We love horses. We love our horses. If we didn’t, we wouldn’t be engulfed in this crazy sport to begin with! For many of us, riding is a hobby and our horses are our pets. At the same time though, our horses are working pets — they do indeed have a job, whether it’s a trail ride once a week or to perform at an AA show every weekend. So what happens when our horses can no longer do the job required of them? As owners, where do our responsibilities lie?
It’s a very personal question, but one that deserves careful consideration. What is our responsibility in terms of our horse’s retirement?
To make matters even more complicated, your equine’s “retirement” probably isn’t a black and white issue. He’s probably not going to turn 65 (or rather maybe 20 in horse years), stop working entirely and go on Medicaid to travel the world. Maybe as he ages he simply cannot perform at the same level anymore and needs to step down. What do you in that situation? Maybe he becomes injured and can no longer compete in the same event at all. Or, God forbid, maybe he falls sick and needs to be completely retired to pasture ornament status. What then?
And of course, many of us have a finite amount of income to spend on our pets and hobby… and chances are we don’t live on a farm… all of which only serves to complicate the matter further. But the question remains: to what do you owe the animal that has been your faithful companion for 10+ years?
I certainly don’t have the answer and each situation will be unique; this isn’t a one size fits all discussion. Yet… I feel compelled to tell you that I think you owe them something.

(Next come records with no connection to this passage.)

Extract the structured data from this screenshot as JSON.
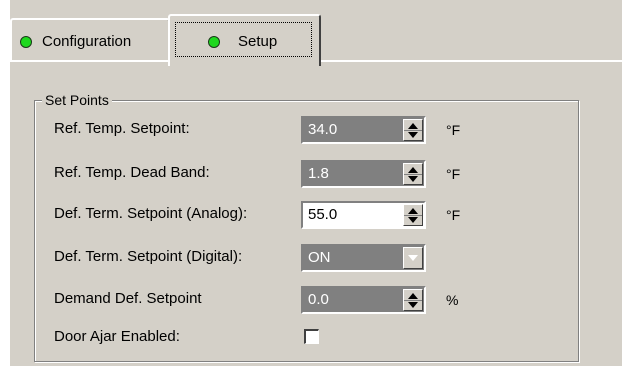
{
  "tabs": [
    {
      "label": "Configuration",
      "status_color": "#1fd81f",
      "active": false
    },
    {
      "label": "Setup",
      "status_color": "#1fd81f",
      "active": true
    }
  ],
  "set_points": {
    "title": "Set Points",
    "rows": [
      {
        "label": "Ref. Temp. Setpoint:",
        "value": "34.0",
        "unit": "°F",
        "control": "spin",
        "enabled": false
      },
      {
        "label": "Ref. Temp. Dead Band:",
        "value": "1.8",
        "unit": "°F",
        "control": "spin",
        "enabled": false
      },
      {
        "label": "Def. Term. Setpoint (Analog):",
        "value": "55.0",
        "unit": "°F",
        "control": "spin",
        "enabled": true
      },
      {
        "label": "Def. Term. Setpoint (Digital):",
        "value": "ON",
        "unit": "",
        "control": "combo",
        "enabled": false
      },
      {
        "label": "Demand Def. Setpoint",
        "value": "0.0",
        "unit": "%",
        "control": "spin",
        "enabled": false
      }
    ],
    "door_ajar": {
      "label": "Door Ajar Enabled:",
      "checked": false
    }
  }
}
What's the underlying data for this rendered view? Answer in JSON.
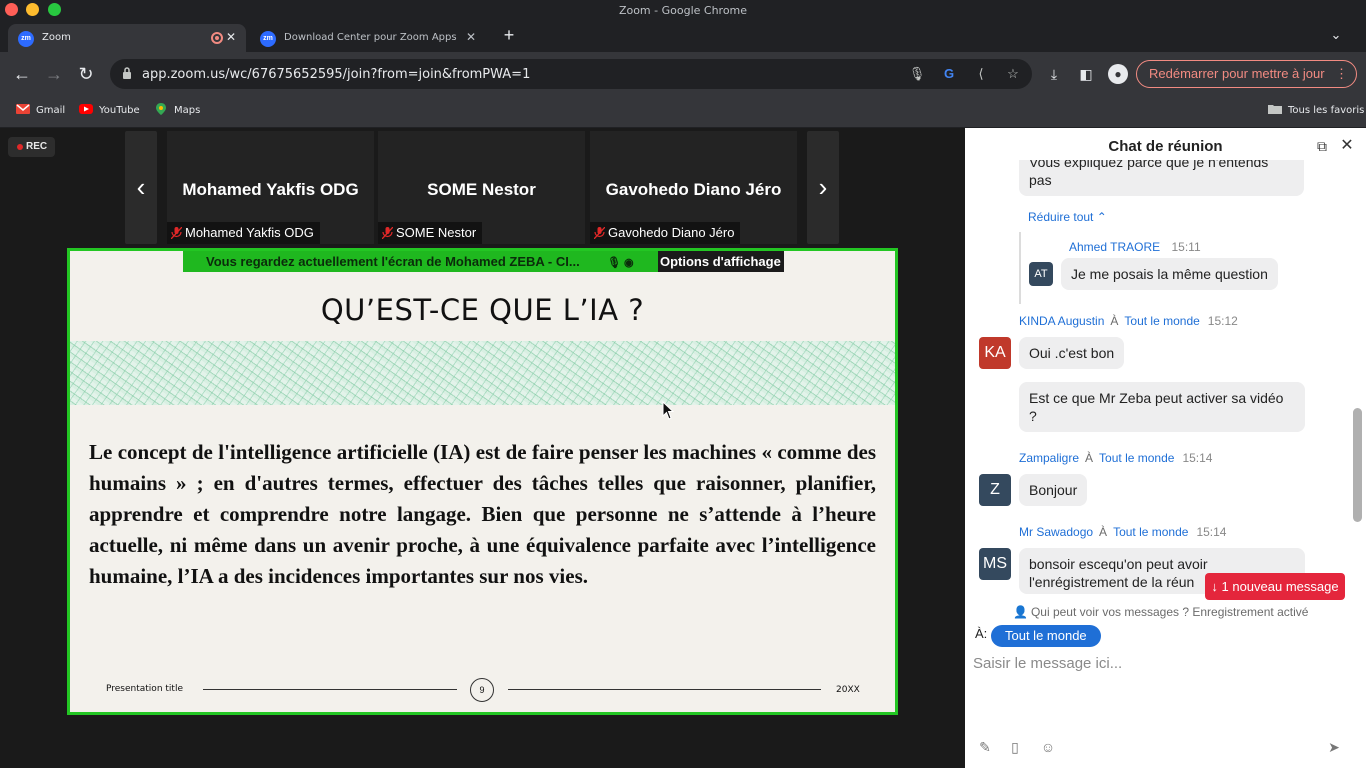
{
  "window": {
    "title": "Zoom - Google Chrome"
  },
  "tabs": [
    {
      "title": "Zoom",
      "favicon": "zm"
    },
    {
      "title": "Download Center pour Zoom Apps et modu",
      "favicon": "zm"
    }
  ],
  "toolbar": {
    "url": "app.zoom.us/wc/67675652595/join?from=join&fromPWA=1",
    "relaunch_label": "Redémarrer pour mettre à jour"
  },
  "bookmarks": {
    "items": [
      "Gmail",
      "YouTube",
      "Maps"
    ],
    "all_label": "Tous les favoris"
  },
  "meeting": {
    "rec_label": "REC",
    "participants": [
      {
        "name": "Mohamed Yakfis ODG",
        "label": "Mohamed Yakfis ODG"
      },
      {
        "name": "SOME Nestor",
        "label": "SOME Nestor"
      },
      {
        "name": "Gavohedo Diano Jéro",
        "label": "Gavohedo Diano Jéro"
      }
    ],
    "share_banner": "Vous regardez actuellement l'écran de  Mohamed ZEBA - CI...",
    "view_options": "Options d'affichage"
  },
  "slide": {
    "title": "QU’EST-CE QUE L’IA ?",
    "body": "Le concept de l'intelligence artificielle (IA) est de faire penser les machines « comme des humains » ; en d'autres termes, effectuer des tâches telles que raisonner, planifier, apprendre et comprendre notre langage. Bien que personne ne s’attende à l’heure actuelle, ni même dans un avenir proche, à une équivalence parfaite avec l’intelligence humaine, l’IA a des incidences importantes sur nos vies.",
    "footer_title": "Presentation title",
    "page_number": "9",
    "year": "20XX"
  },
  "chat": {
    "title": "Chat de réunion",
    "collapse_label": "Réduire tout",
    "top_fragment": "Vous expliquez parce que je n'entends pas",
    "messages": [
      {
        "sender": "Ahmed TRAORE",
        "to_word": "",
        "to": "",
        "time": "15:11",
        "initials": "AT",
        "texts": [
          "Je me posais la même question"
        ]
      },
      {
        "sender": "KINDA Augustin",
        "to_word": "À",
        "to": "Tout le monde",
        "time": "15:12",
        "initials": "KA",
        "texts": [
          "Oui .c'est bon",
          "Est ce que Mr Zeba peut activer sa vidéo ?"
        ]
      },
      {
        "sender": "Zampaligre",
        "to_word": "À",
        "to": "Tout le monde",
        "time": "15:14",
        "initials": "Z",
        "texts": [
          "Bonjour"
        ]
      },
      {
        "sender": "Mr Sawadogo",
        "to_word": "À",
        "to": "Tout le monde",
        "time": "15:14",
        "initials": "MS",
        "texts": [
          "bonsoir escequ'on peut avoir l'enrégistrement de la réun"
        ]
      }
    ],
    "new_message_badge": "↓ 1 nouveau message",
    "privacy_note": "Qui peut voir vos messages ? Enregistrement activé",
    "to_label": "À:",
    "recipient": "Tout le monde",
    "input_placeholder": "Saisir le message ici..."
  },
  "colors": {
    "share_border": "#23c623",
    "banner": "#1fb81f",
    "chat_link": "#1f6fd6",
    "new_message": "#e4263c",
    "avatar_ka": "#c0392b",
    "avatar_default": "#34495e"
  },
  "icons": [
    "back-icon",
    "forward-icon",
    "reload-icon",
    "lock-icon",
    "mic-icon",
    "google-icon",
    "share-icon",
    "star-icon",
    "download-icon",
    "sidepanel-icon",
    "profile-icon",
    "popout-icon",
    "close-icon",
    "format-icon",
    "file-icon",
    "emoji-icon",
    "send-icon",
    "mute-icon"
  ]
}
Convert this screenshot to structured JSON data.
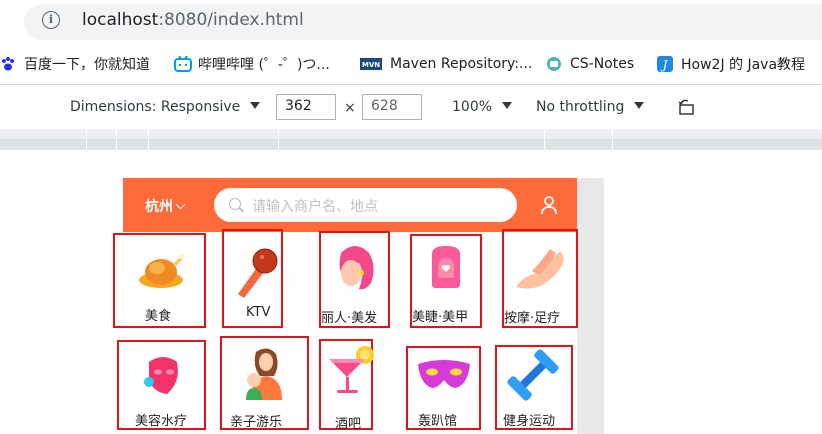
{
  "browser": {
    "url_host": "localhost",
    "url_rest": ":8080/index.html"
  },
  "bookmarks": [
    {
      "label": "百度一下，你就知道",
      "icon": "baidu-icon"
    },
    {
      "label": "哔哩哔哩 (゜-゜)つ...",
      "icon": "bilibili-icon"
    },
    {
      "label": "Maven Repository:...",
      "icon": "maven-icon"
    },
    {
      "label": "CS-Notes",
      "icon": "cs-notes-icon"
    },
    {
      "label": "How2J 的 Java教程",
      "icon": "how2j-icon"
    }
  ],
  "devtools": {
    "dimensions_label": "Dimensions: Responsive",
    "width": "362",
    "height": "628",
    "times": "×",
    "zoom": "100%",
    "throttling": "No throttling"
  },
  "app": {
    "city": "杭州",
    "search_placeholder": "请输入商户名、地点",
    "categories": [
      {
        "label": "美食",
        "icon": "roast-chicken-icon"
      },
      {
        "label": "KTV",
        "icon": "microphone-icon"
      },
      {
        "label": "丽人·美发",
        "icon": "hair-woman-icon"
      },
      {
        "label": "美睫·美甲",
        "icon": "nail-icon"
      },
      {
        "label": "按摩·足疗",
        "icon": "foot-massage-icon"
      },
      {
        "label": "美容水疗",
        "icon": "face-mask-icon"
      },
      {
        "label": "亲子游乐",
        "icon": "parent-child-icon"
      },
      {
        "label": "酒吧",
        "icon": "cocktail-icon"
      },
      {
        "label": "轰趴馆",
        "icon": "party-mask-icon"
      },
      {
        "label": "健身运动",
        "icon": "dumbbell-icon"
      }
    ]
  },
  "colors": {
    "header": "#ff6a3a",
    "highlight_border": "#d9161c"
  }
}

Countless times my horse has helped me, kept me safe and saved my ass from serious injury. He’d rather sit in a field and eat grass all day… but he doesn’t. He goes on trail rides, practices canter transitions and jumps solid objects all because I asked him to. These experiences have made us partners, a team. And I believe that you owe your teammates your respect. To truly respect someone, you treat them as you would want to be treated.
So I’m telling you right here, right now, that I think it’s our responsibility as riders and equestrians to have our horse’s best interests at heart. Always. Sure, we make mistakes and sometimes the decisions we make turn out not to be the right ones. That’s part of life. But if you’re not doing all that you can to make the best decision with the information you’ve got, then you’re wrong.
For example, I don’t agree with discarding a horse the second he or she needs a break or to step down. That’s not to say I don’t think it’s perfectly fine to sell a horse that can no longer compete at your level — but if that’s the route you choose to go, I do think you have a responsibility to find your horse a good, high-quality home; not necessarily the first person who shows up with a check. I understand it’s not easy. I know that many times, as equestrians who love our horses, we have to make a hard choice to say goodbye or step down ourselves when our horses need a break.
But making those hard choices is part of the responsibility of being an equestrian.
What are your thoughts? Do you think we owe our horses anything in their retirement? Do you have a plan for when your horse needs to step down?